Find out more: www.nigelsharman.co.uk

Open daily 10.30-4.30, free admission.

Evening opening/preview on 11th May from 7-9pm.

Kate Westbrook, 5/05/2018-22/05/2018

DIANA AND ACTÆON

Following in the traditions of classical fine art, and inspired by Gainsborough’s watercolour study, Kate Westbrook explores the myth of Diana and Actaeon.

Written by the Roman poet Ovid and found within the collected works entitled Metamorphoses, the myth describes the fatal encounter between the hunter Actaeon and the goddess Diana. Enraged that a mortal has seen her bathing naked, Diana splashes water upon Actaeon and he transforms into a deer and is subsequently killed by his own dogs.

Westbrook’s Diana and Actaeon are placed in the landscape of Dartmoor, an enthralling and inexhaustible subject she has been enjoying for a number of decades.

Diana and Actaeon – diptych

This current series of work represents three years of intense absorption and study; the paintings are finely rendered in oil, detailed and atmospheric, deserving of quiet contemplation.

Westbrook lives in Devon, she trained at Bath Academy of Art and Reading University and had her first solo exhibition in 1965 at the Santa Barbara Museum of Art in the USA where she lived for a number of years after graduating. Since returning to the UK she has exhibited regularly and gained a significant reputation both as a painter and international jazz musician having joined the Mike Westbrook Band in 1974.

Open 10.30-4.30pm each day, free admission.

Curated by Deborah Wood, The Art Room  www.theartroomtopsham.co.uk

Marking Time: traces of another Jurassic coast, 27/04/2018-9/05/2018

A joint exhibition by Andy Davey, Leo Davey, Melanie Deegan, Alison Jacobs, Lucy Lean and Sue Lowe

The fossil-rich rock strata of the Jurassic period, for which the Lyme Regis coast is famous worldwide, surface again, on the other side of the SW peninsula, along the Bristol Channel coastline of West Somerset. Between Blue Anchor Bay and Lilstock the alternating limestone, mudstone and shale layers weave across the cliff faces and at low tide stretch out across the unspoiled beaches in sweeping lines, like a vast washboard. This coast is well known to geologists and paleontologists, particularly for its exposure of the Triassic:Jurassic boundary region. Some of the earliest known ammonite species can be found in abundance here, as well as many other fossils.

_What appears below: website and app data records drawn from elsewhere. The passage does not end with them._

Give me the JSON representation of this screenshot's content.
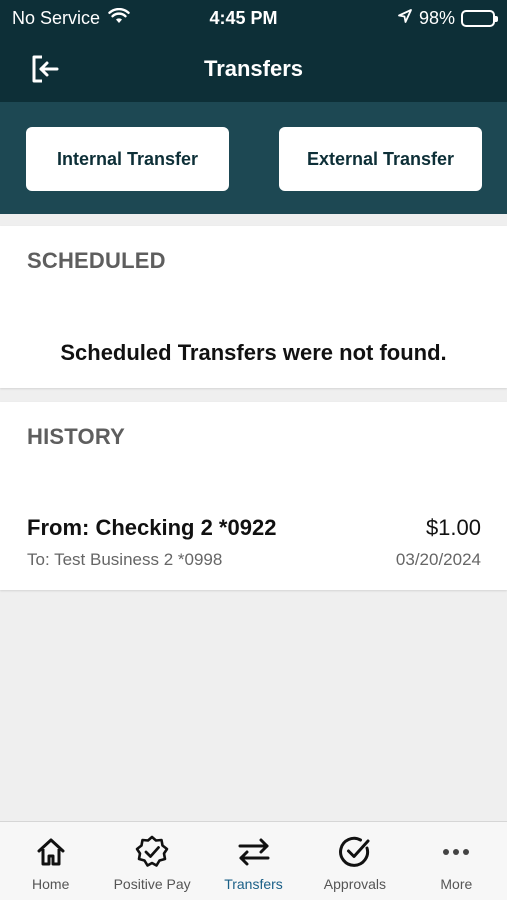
{
  "status_bar": {
    "carrier": "No Service",
    "time": "4:45 PM",
    "battery": "98%"
  },
  "header": {
    "title": "Transfers"
  },
  "transfer_buttons": {
    "internal": "Internal Transfer",
    "external": "External Transfer"
  },
  "scheduled": {
    "title": "SCHEDULED",
    "empty_message": "Scheduled Transfers were not found."
  },
  "history": {
    "title": "HISTORY",
    "items": [
      {
        "from": "From: Checking 2 *0922",
        "to": "To: Test Business 2 *0998",
        "amount": "$1.00",
        "date": "03/20/2024"
      }
    ]
  },
  "tabs": [
    {
      "label": "Home",
      "icon": "home-icon",
      "active": false
    },
    {
      "label": "Positive Pay",
      "icon": "badge-check-icon",
      "active": false
    },
    {
      "label": "Transfers",
      "icon": "transfer-arrows-icon",
      "active": true
    },
    {
      "label": "Approvals",
      "icon": "check-circle-icon",
      "active": false
    },
    {
      "label": "More",
      "icon": "more-dots-icon",
      "active": false
    }
  ],
  "colors": {
    "header_bg": "#0d2f37",
    "band_bg": "#1d4853",
    "active_tab": "#1a5f87"
  }
}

Marking Time presents a diverse range of work, including painting, printmaking, sculpture, textile and mixed media work, by a group of West Somerset artists responding to their beautiful and fascinating coast. The artists have collaborated over the last three years in a creative development project, investigating the dramatic layers and rich textures that characterize the coast and learning about the formation of the landscape and the history of its representation in geological maps and texts. In this, their third exhibition, the artists offer their personal responses to aspects of the landscape and consider underlying themes of concealment, revelation, erasure and deep time.

The resulting exhibition invites its audience to reflect on the enormous forces and aeons in time that have marked out the unique beauty of the coastline and how we assimilate that with the short impact of human existence. It offers food for thought about ‘fossil tourism’, how we make the treasures on our doorstep known and accessible whilst encouraging the understanding and respect that they deserve.

Open daily 10.30-4.30pm; free admission. Late opening Saturday 5th May to 8pm for the Fossil Festival

Supported by Contains Art CIC, Arts Council England, The Golsoncott Foundation.